  19. Fluorescent nanoparticles for intracellular sensing: A review

    Energy Technology Data Exchange (ETDEWEB)

    Ruedas-Rama, Maria J., E-mail: mjruedas@ugr.esmailto [Department of Physical Chemistry, Faculty of Pharmacy, University of Granada, Campus Cartuja, 18071, Granada (Spain); Walters, Jamie D. [Department of Chemical Engineering and Biotechnology, University of Cambridge, Tennis Court Road, Cambridge, UK CB2 1QT (United Kingdom); Orte, Angel [Department of Physical Chemistry, Faculty of Pharmacy, University of Granada, Campus Cartuja, 18071, Granada (Spain); Hall, Elizabeth A.H., E-mail: lisa.hall@biotech.cam.ac.uk [Department of Chemical Engineering and Biotechnology, University of Cambridge, Tennis Court Road, Cambridge, CB2 1QT (United Kingdom)

    2012-11-02

    Highlights: Black-Right-Pointing-Pointer Analytical applications of fluorescent nanoparticles (NPs) in intracellular sensing. Black-Right-Pointing-Pointer Critical review on performance of QDots, metal NPs, silica NPs, and polymer NPs. Black-Right-Pointing-Pointer Highlighted potential of fluorescence lifetime imaging microscopy (FLIM). - Abstract: Fluorescent nanoparticles (NPs), including semiconductor NPs (Quantum Dots), metal NPs, silica NPs, polymer NPs, etc., have been a major focus of research and development during the past decade. The fluorescent nanoparticles show unique chemical and optical properties, such as brighter fluorescence, higher photostability and higher biocompatibility, compared to classical fluorescent organic dyes. Moreover, the nanoparticles can also act as multivalent scaffolds for the realization of supramolecular assemblies, since their high surface to volume ratio allow distinct spatial domains to be functionalized, which can provide a versatile synthetic platform for the implementation of different sensing schemes.
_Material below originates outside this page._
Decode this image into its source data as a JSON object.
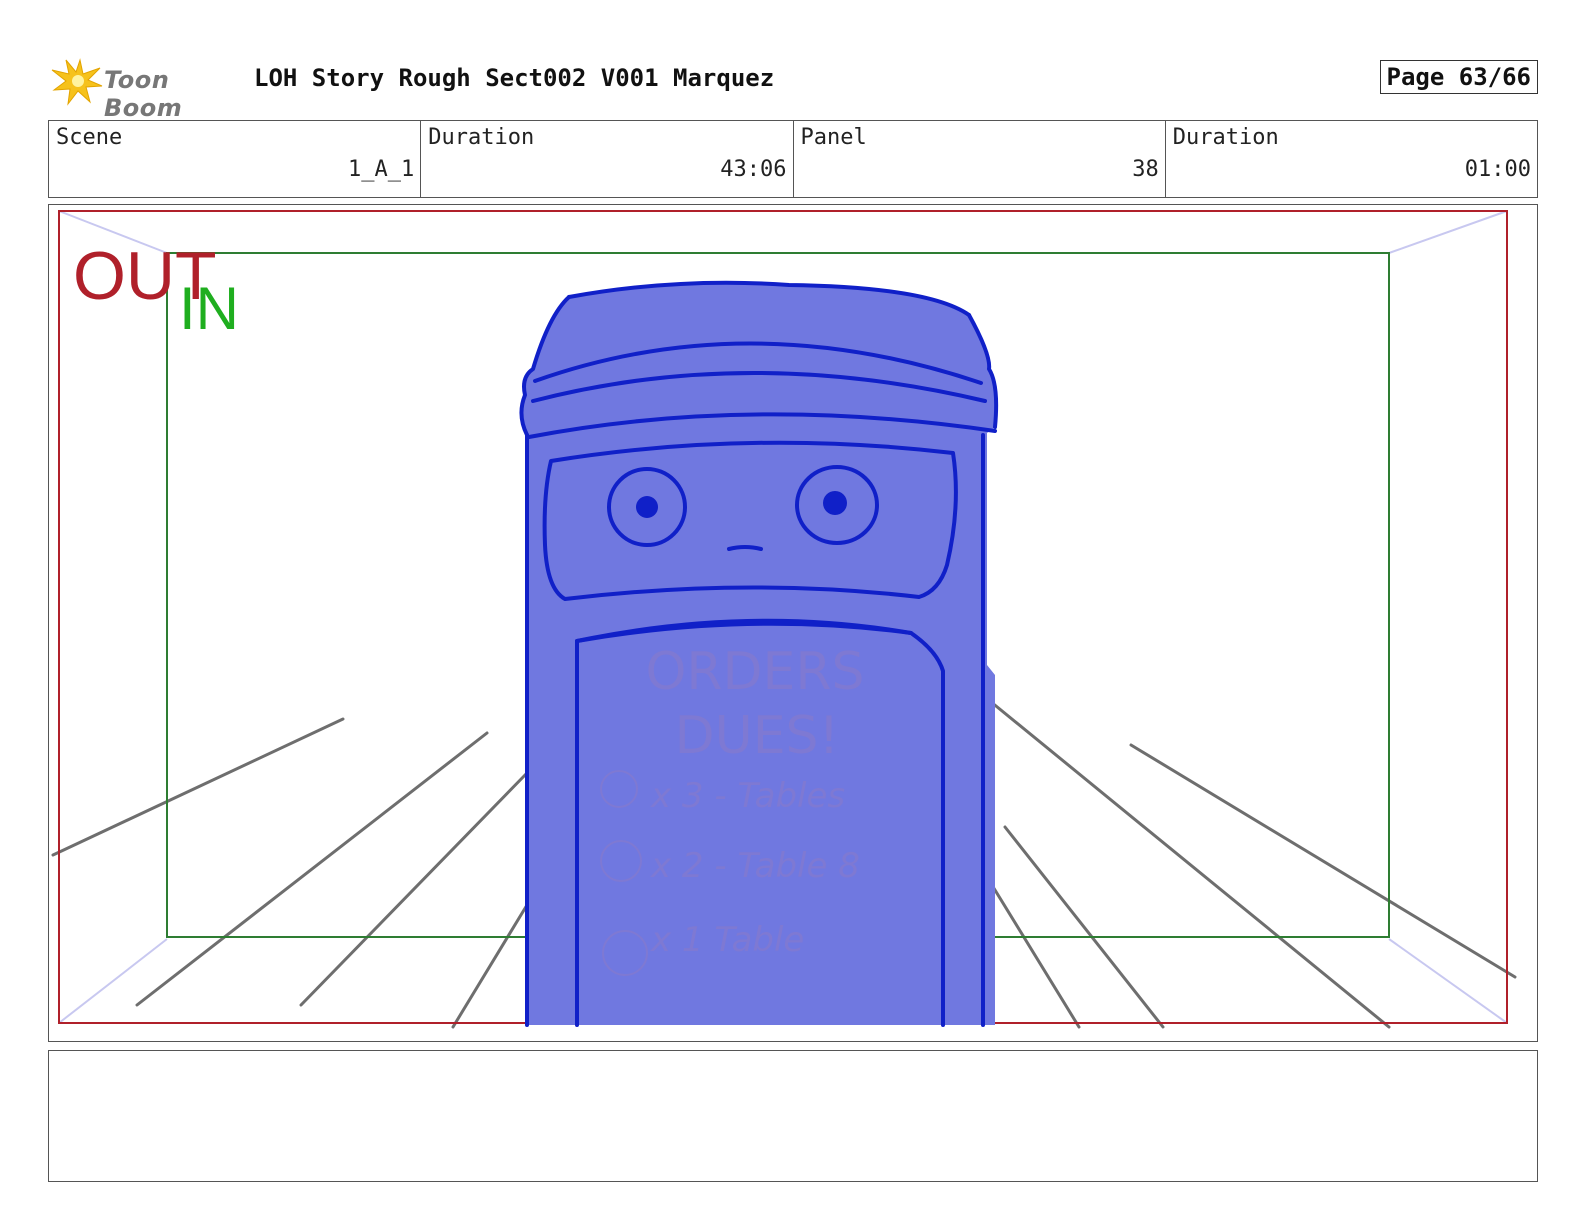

Their excellent properties make them one of the most useful tools that chemistry has supplied to biomedical research, enabling the intracellular monitoring of many different species for medical and biological purposes. In this review, we focus on the developments and analytical applications of fluorescent nanoparticles in chemical and biological sensing within the intracellular environment. The review also points out the great potential of fluorescent NPs for fluorescence lifetime imaging microscopy (FLIM). Finally, we also give an overview of the current methods for delivering of fluorescent NPs into cells, where critically examine the benefits and liabilities of each strategy.

  20. A bacteriophage endolysin that eliminates intracellular streptococci

    Science.gov (United States)

    Shen, Yang; Barros, Marilia; Vennemann, Tarek; Gallagher, D Travis; Yin, Yizhou; Linden, Sara B; Heselpoth, Ryan D; Spencer, Dennis J; Donovan, David M; Moult, John; Fischetti, Vincent A; Heinrich, Frank; Lösche, Mathias; Nelson, Daniel C

    2016-01-01

    PlyC, a bacteriophage-encoded endolysin, lyses Streptococcus pyogenes (Spy) on contact. Here, we demonstrate that PlyC is a potent agent for controlling intracellular Spy that often underlies refractory infections. We show that the PlyC holoenzyme, mediated by its PlyCB subunit, crosses epithelial cell membranes and clears intracellular Spy in a dose-dependent manner. Quantitative studies using model membranes establish that PlyCB interacts strongly with phosphatidylserine (PS), whereas its interaction with other lipids is weak, suggesting specificity for PS as its cellular receptor. Neutron reflection further substantiates that PlyC penetrates bilayers above a PS threshold concentration. Crystallography and docking studies identify key residues that mediate PlyCB–PS interactions, which are validated by site-directed mutagenesis. This is the first report that a native endolysin can traverse epithelial membranes, thus substantiating the potential of PlyC as an antimicrobial for Spy in the extracellular and intracellular milieu and as a scaffold for engineering other functionalities. DOI: http://dx.doi.org/10.7554/eLife.13152.001 PMID:26978792